→ **Exercise description**:
Your task is to copy each line of the material that holds the word "JSON".

→ **Provided material**:
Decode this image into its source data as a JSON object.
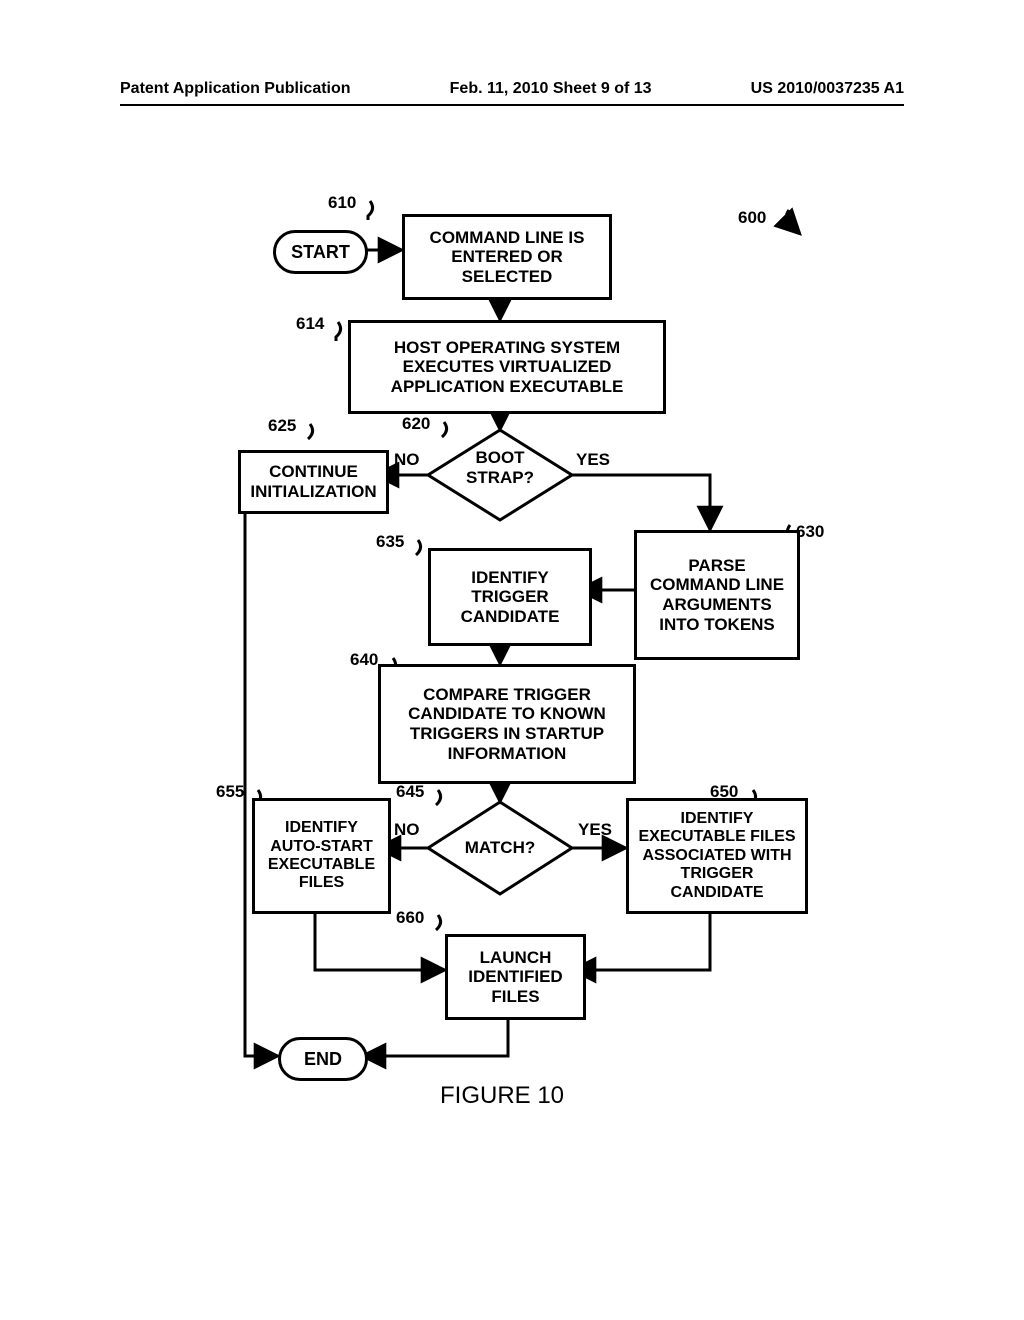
{
  "header": {
    "left": "Patent Application Publication",
    "center": "Feb. 11, 2010  Sheet 9 of 13",
    "right": "US 2010/0037235 A1"
  },
  "figure_caption": "FIGURE 10",
  "refs": {
    "overall": "600",
    "b610": "610",
    "b614": "614",
    "d620": "620",
    "b625": "625",
    "b630": "630",
    "b635": "635",
    "b640": "640",
    "d645": "645",
    "b650": "650",
    "b655": "655",
    "b660": "660"
  },
  "nodes": {
    "start": "START",
    "end": "END",
    "b610": "COMMAND LINE IS ENTERED OR SELECTED",
    "b614": "HOST OPERATING SYSTEM EXECUTES VIRTUALIZED APPLICATION EXECUTABLE",
    "d620": "BOOT STRAP?",
    "b625": "CONTINUE INITIALIZATION",
    "b630": "PARSE COMMAND LINE ARGUMENTS INTO TOKENS",
    "b635": "IDENTIFY TRIGGER CANDIDATE",
    "b640": "COMPARE TRIGGER CANDIDATE TO KNOWN TRIGGERS IN STARTUP INFORMATION",
    "d645": "MATCH?",
    "b650": "IDENTIFY EXECUTABLE FILES ASSOCIATED WITH TRIGGER CANDIDATE",
    "b655": "IDENTIFY AUTO-START EXECUTABLE FILES",
    "b660": "LAUNCH IDENTIFIED FILES"
  },
  "edge_labels": {
    "d620_no": "NO",
    "d620_yes": "YES",
    "d645_no": "NO",
    "d645_yes": "YES"
  }
}
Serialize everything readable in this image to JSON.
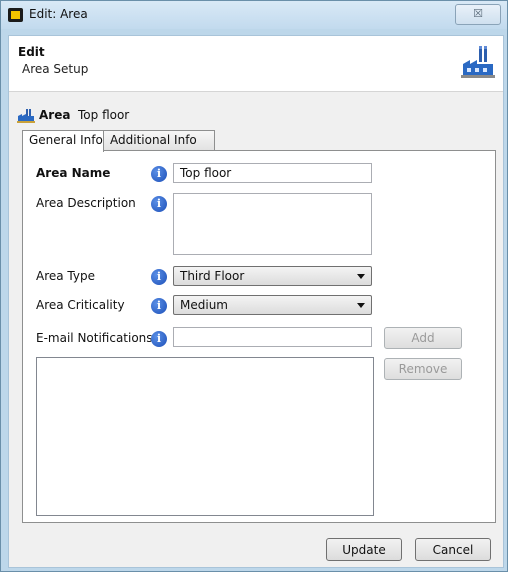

→ **Output for this exercise**:
Decode this image into its source data as a JSON object.
Serialize everything readable in this image to JSON.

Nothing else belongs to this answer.